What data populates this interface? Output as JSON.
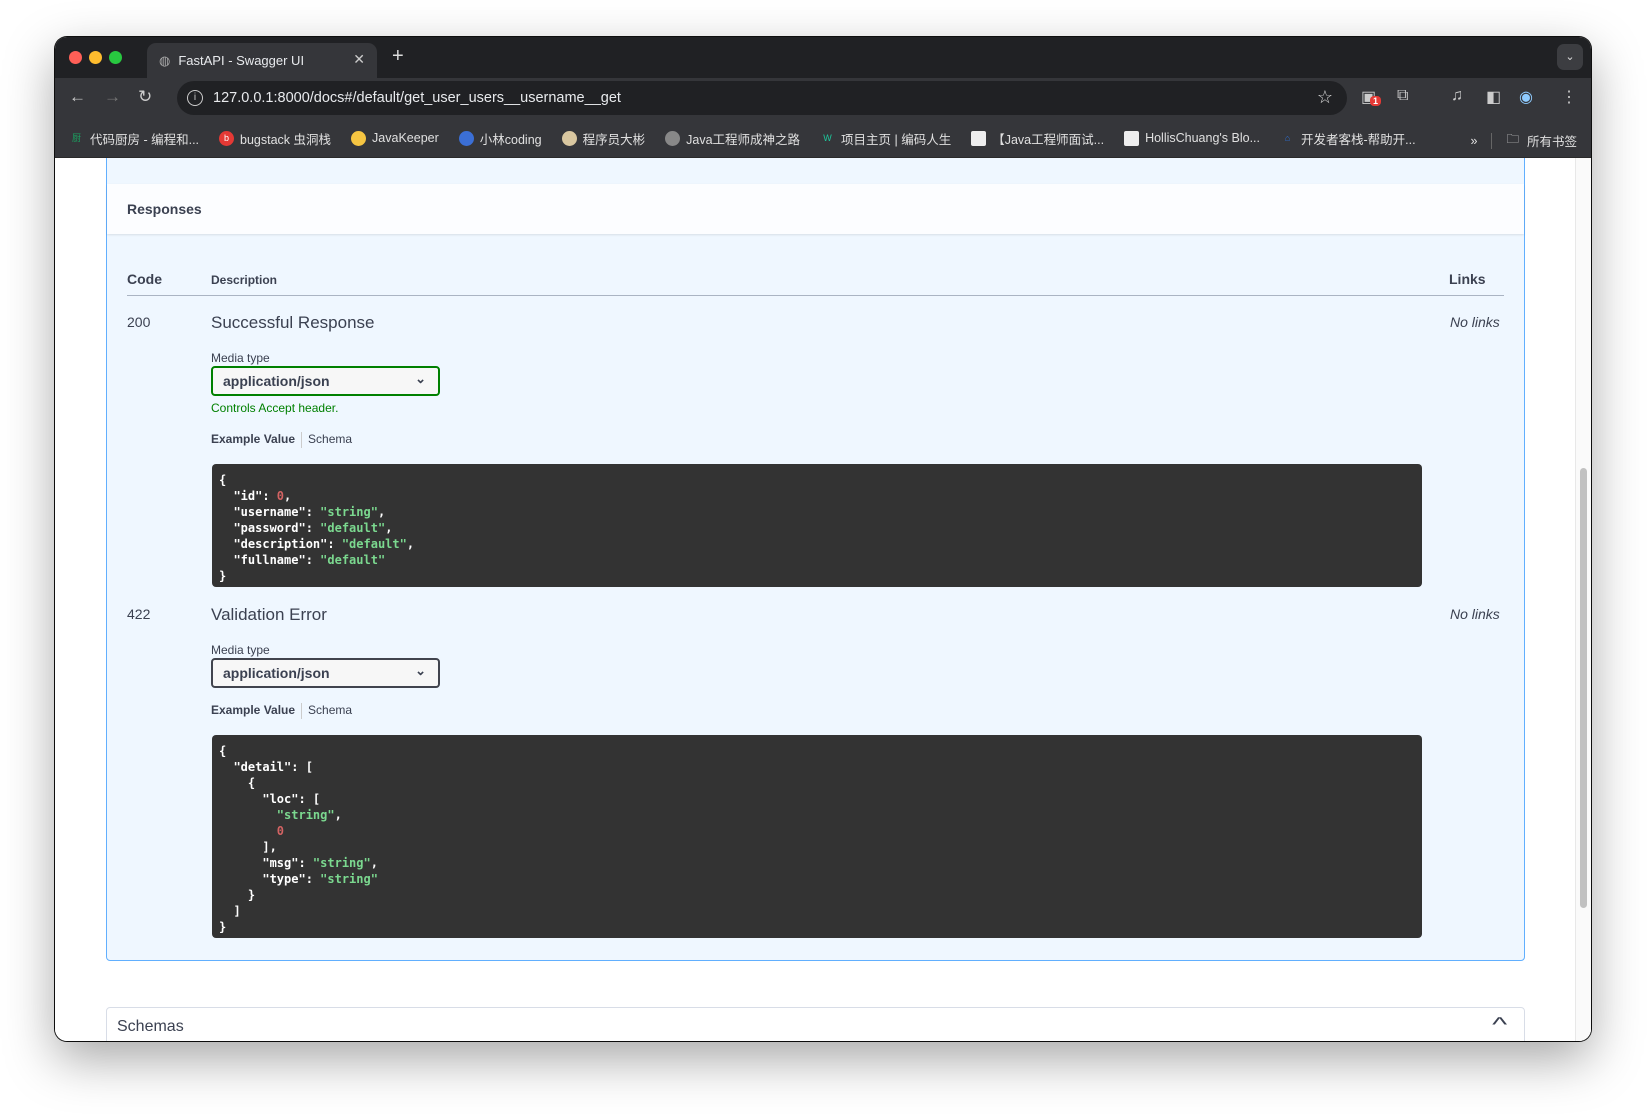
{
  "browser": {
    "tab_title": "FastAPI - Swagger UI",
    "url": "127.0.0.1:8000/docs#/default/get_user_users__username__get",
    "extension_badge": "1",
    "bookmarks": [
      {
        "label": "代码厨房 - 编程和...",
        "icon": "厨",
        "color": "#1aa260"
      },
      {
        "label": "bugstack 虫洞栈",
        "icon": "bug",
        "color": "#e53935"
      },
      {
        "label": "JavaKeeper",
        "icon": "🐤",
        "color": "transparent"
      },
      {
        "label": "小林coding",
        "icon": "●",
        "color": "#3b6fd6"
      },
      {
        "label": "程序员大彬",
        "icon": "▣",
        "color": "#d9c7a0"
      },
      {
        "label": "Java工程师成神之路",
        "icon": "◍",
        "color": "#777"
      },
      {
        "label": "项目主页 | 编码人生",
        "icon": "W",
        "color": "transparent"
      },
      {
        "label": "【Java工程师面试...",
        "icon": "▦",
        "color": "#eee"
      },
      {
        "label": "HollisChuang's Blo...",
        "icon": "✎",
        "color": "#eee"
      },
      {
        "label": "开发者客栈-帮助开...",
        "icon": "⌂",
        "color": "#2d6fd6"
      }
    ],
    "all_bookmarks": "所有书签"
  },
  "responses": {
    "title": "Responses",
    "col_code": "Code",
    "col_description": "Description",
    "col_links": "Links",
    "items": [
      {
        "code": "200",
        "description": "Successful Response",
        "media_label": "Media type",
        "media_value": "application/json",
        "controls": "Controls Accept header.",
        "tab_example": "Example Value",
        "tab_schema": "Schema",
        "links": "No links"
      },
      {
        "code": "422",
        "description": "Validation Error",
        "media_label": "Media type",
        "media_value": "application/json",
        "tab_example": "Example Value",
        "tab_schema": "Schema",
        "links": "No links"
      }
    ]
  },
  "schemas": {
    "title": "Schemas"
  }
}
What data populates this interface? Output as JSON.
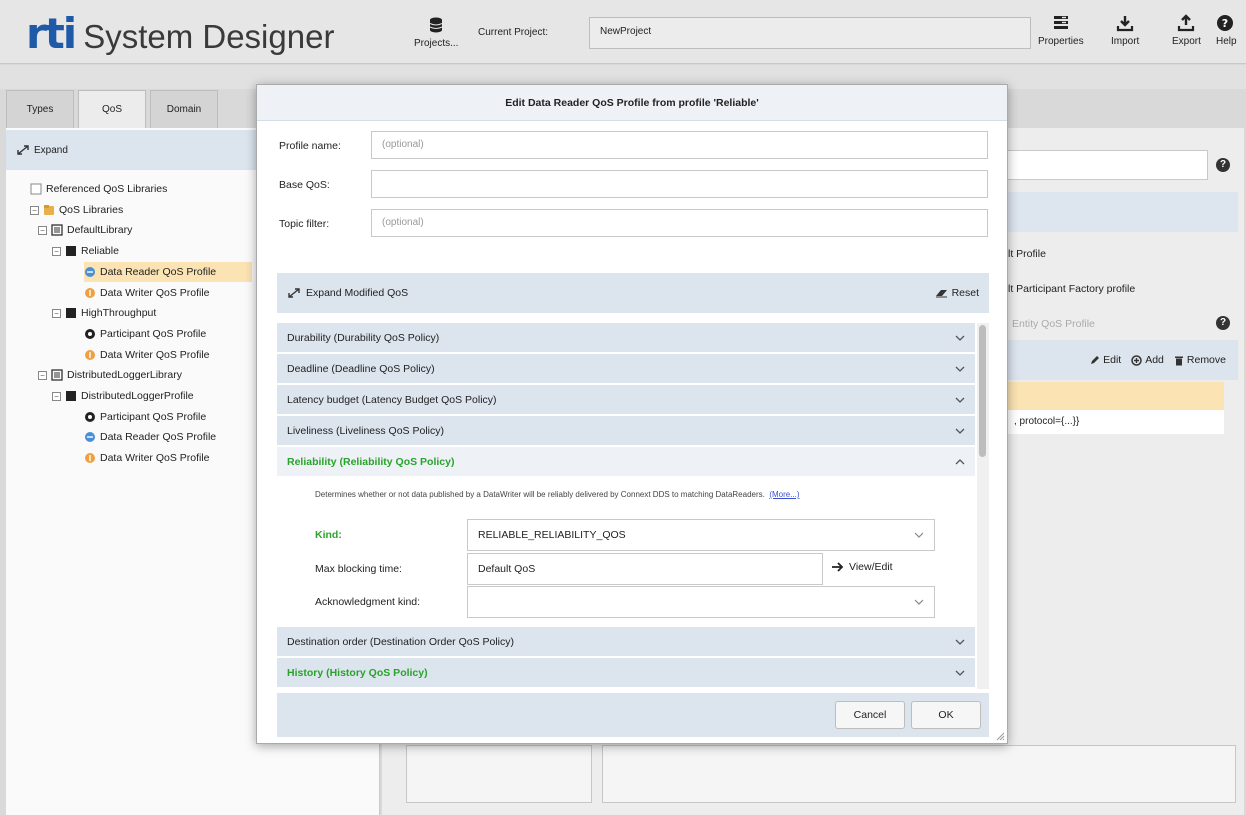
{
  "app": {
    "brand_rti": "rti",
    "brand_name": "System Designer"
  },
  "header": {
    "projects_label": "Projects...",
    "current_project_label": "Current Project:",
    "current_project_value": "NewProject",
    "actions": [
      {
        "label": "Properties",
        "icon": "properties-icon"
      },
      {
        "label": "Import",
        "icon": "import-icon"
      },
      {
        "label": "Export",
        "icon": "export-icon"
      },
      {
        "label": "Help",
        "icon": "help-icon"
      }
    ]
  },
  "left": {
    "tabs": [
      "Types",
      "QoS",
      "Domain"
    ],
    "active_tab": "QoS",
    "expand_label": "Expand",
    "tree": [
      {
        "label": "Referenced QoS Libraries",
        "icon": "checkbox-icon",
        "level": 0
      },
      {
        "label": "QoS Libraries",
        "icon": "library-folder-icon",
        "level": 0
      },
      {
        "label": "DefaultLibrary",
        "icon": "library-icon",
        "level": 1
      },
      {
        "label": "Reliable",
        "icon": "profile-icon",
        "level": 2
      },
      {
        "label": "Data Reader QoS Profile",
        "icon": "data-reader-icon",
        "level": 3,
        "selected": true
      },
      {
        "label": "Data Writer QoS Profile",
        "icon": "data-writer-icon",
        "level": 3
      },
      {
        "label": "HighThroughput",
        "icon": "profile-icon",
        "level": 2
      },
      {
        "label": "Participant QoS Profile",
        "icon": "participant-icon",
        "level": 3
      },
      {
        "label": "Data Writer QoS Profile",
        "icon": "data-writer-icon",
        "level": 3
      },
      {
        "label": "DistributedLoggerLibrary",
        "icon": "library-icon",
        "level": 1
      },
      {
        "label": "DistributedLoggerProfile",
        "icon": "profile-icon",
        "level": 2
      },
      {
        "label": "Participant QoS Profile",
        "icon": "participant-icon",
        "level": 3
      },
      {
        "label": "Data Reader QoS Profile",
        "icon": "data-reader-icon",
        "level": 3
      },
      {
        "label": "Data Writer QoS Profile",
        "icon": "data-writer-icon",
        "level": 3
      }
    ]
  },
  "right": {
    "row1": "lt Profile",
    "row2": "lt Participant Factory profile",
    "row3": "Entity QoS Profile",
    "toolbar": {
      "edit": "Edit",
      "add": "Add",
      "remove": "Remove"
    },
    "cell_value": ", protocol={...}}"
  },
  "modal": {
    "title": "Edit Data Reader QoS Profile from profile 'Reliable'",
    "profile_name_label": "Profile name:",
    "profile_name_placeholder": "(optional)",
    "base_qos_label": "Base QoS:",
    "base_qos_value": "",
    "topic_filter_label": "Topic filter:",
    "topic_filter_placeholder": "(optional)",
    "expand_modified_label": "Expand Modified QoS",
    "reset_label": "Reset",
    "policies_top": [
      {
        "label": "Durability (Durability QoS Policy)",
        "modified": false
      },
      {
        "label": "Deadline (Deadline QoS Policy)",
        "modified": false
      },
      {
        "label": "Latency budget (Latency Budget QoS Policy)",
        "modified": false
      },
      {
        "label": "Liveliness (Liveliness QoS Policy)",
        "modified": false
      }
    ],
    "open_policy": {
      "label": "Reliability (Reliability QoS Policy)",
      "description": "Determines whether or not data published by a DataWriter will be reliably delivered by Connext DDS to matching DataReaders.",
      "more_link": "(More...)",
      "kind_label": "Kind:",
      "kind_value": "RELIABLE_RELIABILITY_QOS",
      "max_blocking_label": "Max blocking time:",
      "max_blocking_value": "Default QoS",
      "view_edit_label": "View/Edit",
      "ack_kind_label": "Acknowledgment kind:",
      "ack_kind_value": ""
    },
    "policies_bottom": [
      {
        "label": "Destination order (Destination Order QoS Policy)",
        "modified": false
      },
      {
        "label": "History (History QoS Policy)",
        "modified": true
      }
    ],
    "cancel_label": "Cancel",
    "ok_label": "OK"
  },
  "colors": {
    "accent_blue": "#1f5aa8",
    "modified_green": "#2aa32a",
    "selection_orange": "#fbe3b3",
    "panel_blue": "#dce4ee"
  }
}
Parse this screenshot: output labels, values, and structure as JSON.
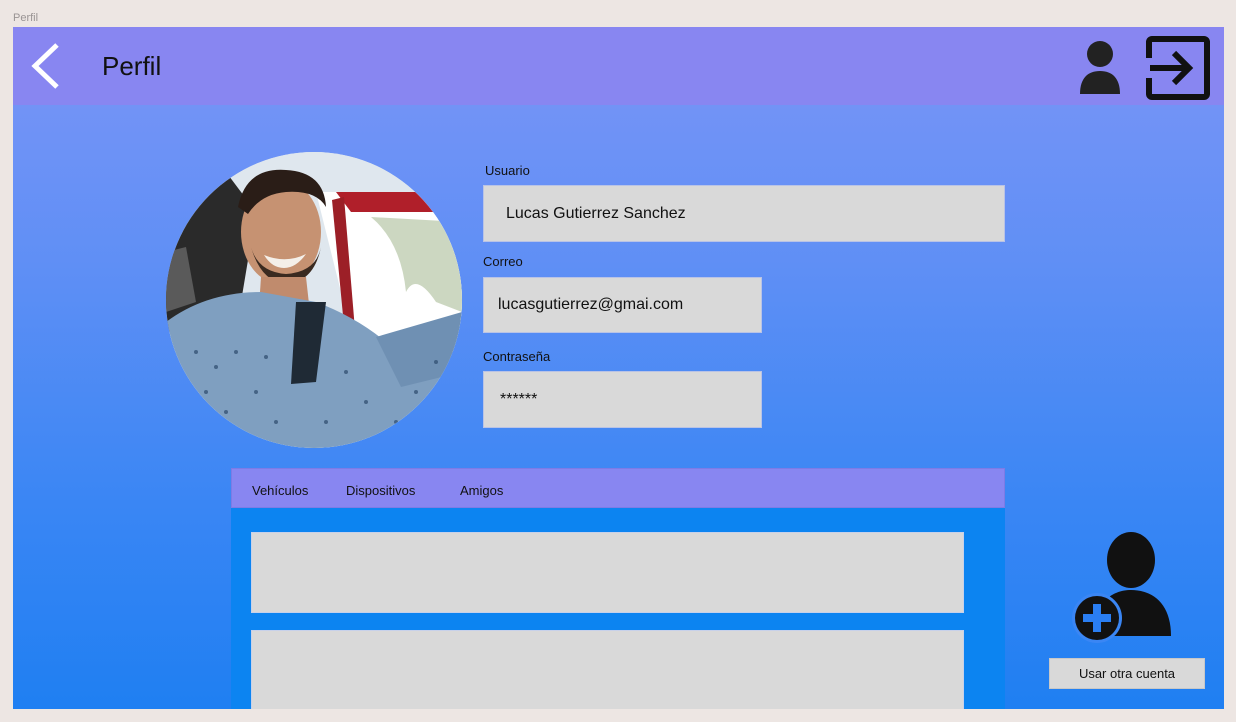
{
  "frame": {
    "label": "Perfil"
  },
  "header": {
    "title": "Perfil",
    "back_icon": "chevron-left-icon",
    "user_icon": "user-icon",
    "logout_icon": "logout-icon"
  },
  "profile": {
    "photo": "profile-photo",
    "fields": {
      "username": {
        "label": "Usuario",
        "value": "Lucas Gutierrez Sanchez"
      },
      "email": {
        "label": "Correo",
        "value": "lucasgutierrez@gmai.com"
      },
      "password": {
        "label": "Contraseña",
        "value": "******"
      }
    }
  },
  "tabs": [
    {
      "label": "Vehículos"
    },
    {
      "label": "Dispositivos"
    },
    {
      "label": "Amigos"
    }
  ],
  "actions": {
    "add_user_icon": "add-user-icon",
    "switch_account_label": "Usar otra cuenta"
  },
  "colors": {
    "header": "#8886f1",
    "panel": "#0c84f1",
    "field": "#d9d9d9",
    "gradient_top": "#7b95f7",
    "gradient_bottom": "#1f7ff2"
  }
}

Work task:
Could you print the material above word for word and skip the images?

Written response:
What data populates this interface? Output as JSON.
{
  "browser": {
    "tab_title": "FastAPI - Swagger UI",
    "url": "127.0.0.1:8000/docs#/default/get_user_users__username__get",
    "extension_badge": "1",
    "bookmarks": [
      {
        "label": "代码厨房 - 编程和...",
        "icon": "厨",
        "color": "#1aa260"
      },
      {
        "label": "bugstack 虫洞栈",
        "icon": "bug",
        "color": "#e53935"
      },
      {
        "label": "JavaKeeper",
        "icon": "🐤",
        "color": "transparent"
      },
      {
        "label": "小林coding",
        "icon": "●",
        "color": "#3b6fd6"
      },
      {
        "label": "程序员大彬",
        "icon": "▣",
        "color": "#d9c7a0"
      },
      {
        "label": "Java工程师成神之路",
        "icon": "◍",
        "color": "#777"
      },
      {
        "label": "项目主页 | 编码人生",
        "icon": "W",
        "color": "transparent"
      },
      {
        "label": "【Java工程师面试...",
        "icon": "▦",
        "color": "#eee"
      },
      {
        "label": "HollisChuang's Blo...",
        "icon": "✎",
        "color": "#eee"
      },
      {
        "label": "开发者客栈-帮助开...",
        "icon": "⌂",
        "color": "#2d6fd6"
      }
    ],
    "all_bookmarks": "所有书签"
  },
  "responses": {
    "title": "Responses",
    "col_code": "Code",
    "col_description": "Description",
    "col_links": "Links",
    "items": [
      {
        "code": "200",
        "description": "Successful Response",
        "media_label": "Media type",
        "media_value": "application/json",
        "controls": "Controls Accept header.",
        "tab_example": "Example Value",
        "tab_schema": "Schema",
        "links": "No links"
      },
      {
        "code": "422",
        "description": "Validation Error",
        "media_label": "Media type",
        "media_value": "application/json",
        "tab_example": "Example Value",
        "tab_schema": "Schema",
        "links": "No links"
      }
    ]
  },
  "schemas": {
    "title": "Schemas"
  }
}
What data populates this interface? Output as JSON.
{
  "app": {
    "brand_rti": "rti",
    "brand_name": "System Designer"
  },
  "header": {
    "projects_label": "Projects...",
    "current_project_label": "Current Project:",
    "current_project_value": "NewProject",
    "actions": [
      {
        "label": "Properties",
        "icon": "properties-icon"
      },
      {
        "label": "Import",
        "icon": "import-icon"
      },
      {
        "label": "Export",
        "icon": "export-icon"
      },
      {
        "label": "Help",
        "icon": "help-icon"
      }
    ]
  },
  "left": {
    "tabs": [
      "Types",
      "QoS",
      "Domain"
    ],
    "active_tab": "QoS",
    "expand_label": "Expand",
    "tree": [
      {
        "label": "Referenced QoS Libraries",
        "icon": "checkbox-icon",
        "level": 0
      },
      {
        "label": "QoS Libraries",
        "icon": "library-folder-icon",
        "level": 0
      },
      {
        "label": "DefaultLibrary",
        "icon": "library-icon",
        "level": 1
      },
      {
        "label": "Reliable",
        "icon": "profile-icon",
        "level": 2
      },
      {
        "label": "Data Reader QoS Profile",
        "icon": "data-reader-icon",
        "level": 3,
        "selected": true
      },
      {
        "label": "Data Writer QoS Profile",
        "icon": "data-writer-icon",
        "level": 3
      },
      {
        "label": "HighThroughput",
        "icon": "profile-icon",
        "level": 2
      },
      {
        "label": "Participant QoS Profile",
        "icon": "participant-icon",
        "level": 3
      },
      {
        "label": "Data Writer QoS Profile",
        "icon": "data-writer-icon",
        "level": 3
      },
      {
        "label": "DistributedLoggerLibrary",
        "icon": "library-icon",
        "level": 1
      },
      {
        "label": "DistributedLoggerProfile",
        "icon": "profile-icon",
        "level": 2
      },
      {
        "label": "Participant QoS Profile",
        "icon": "participant-icon",
        "level": 3
      },
      {
        "label": "Data Reader QoS Profile",
        "icon": "data-reader-icon",
        "level": 3
      },
      {
        "label": "Data Writer QoS Profile",
        "icon": "data-writer-icon",
        "level": 3
      }
    ]
  },
  "right": {
    "row1": "lt Profile",
    "row2": "lt Participant Factory profile",
    "row3": "Entity QoS Profile",
    "toolbar": {
      "edit": "Edit",
      "add": "Add",
      "remove": "Remove"
    },
    "cell_value": ", protocol={...}}"
  },
  "modal": {
    "title": "Edit Data Reader QoS Profile from profile 'Reliable'",
    "profile_name_label": "Profile name:",
    "profile_name_placeholder": "(optional)",
    "base_qos_label": "Base QoS:",
    "base_qos_value": "",
    "topic_filter_label": "Topic filter:",
    "topic_filter_placeholder": "(optional)",
    "expand_modified_label": "Expand Modified QoS",
    "reset_label": "Reset",
    "policies_top": [
      {
        "label": "Durability (Durability QoS Policy)",
        "modified": false
      },
      {
        "label": "Deadline (Deadline QoS Policy)",
        "modified": false
      },
      {
        "label": "Latency budget (Latency Budget QoS Policy)",
        "modified": false
      },
      {
        "label": "Liveliness (Liveliness QoS Policy)",
        "modified": false
      }
    ],
    "open_policy": {
      "label": "Reliability (Reliability QoS Policy)",
      "description": "Determines whether or not data published by a DataWriter will be reliably delivered by Connext DDS to matching DataReaders.",
      "more_link": "(More...)",
      "kind_label": "Kind:",
      "kind_value": "RELIABLE_RELIABILITY_QOS",
      "max_blocking_label": "Max blocking time:",
      "max_blocking_value": "Default QoS",
      "view_edit_label": "View/Edit",
      "ack_kind_label": "Acknowledgment kind:",
      "ack_kind_value": ""
    },
    "policies_bottom": [
      {
        "label": "Destination order (Destination Order QoS Policy)",
        "modified": false
      },
      {
        "label": "History (History QoS Policy)",
        "modified": true
      }
    ],
    "cancel_label": "Cancel",
    "ok_label": "OK"
  },
  "colors": {
    "accent_blue": "#1f5aa8",
    "modified_green": "#2aa32a",
    "selection_orange": "#fbe3b3",
    "panel_blue": "#dce4ee"
  }
}
Parse this screenshot: output labels, values, and structure as JSON.
{
  "frame": {
    "label": "Perfil"
  },
  "header": {
    "title": "Perfil",
    "back_icon": "chevron-left-icon",
    "user_icon": "user-icon",
    "logout_icon": "logout-icon"
  },
  "profile": {
    "photo": "profile-photo",
    "fields": {
      "username": {
        "label": "Usuario",
        "value": "Lucas Gutierrez Sanchez"
      },
      "email": {
        "label": "Correo",
        "value": "lucasgutierrez@gmai.com"
      },
      "password": {
        "label": "Contraseña",
        "value": "******"
      }
    }
  },
  "tabs": [
    {
      "label": "Vehículos"
    },
    {
      "label": "Dispositivos"
    },
    {
      "label": "Amigos"
    }
  ],
  "actions": {
    "add_user_icon": "add-user-icon",
    "switch_account_label": "Usar otra cuenta"
  },
  "colors": {
    "header": "#8886f1",
    "panel": "#0c84f1",
    "field": "#d9d9d9",
    "gradient_top": "#7b95f7",
    "gradient_bottom": "#1f7ff2"
  }
}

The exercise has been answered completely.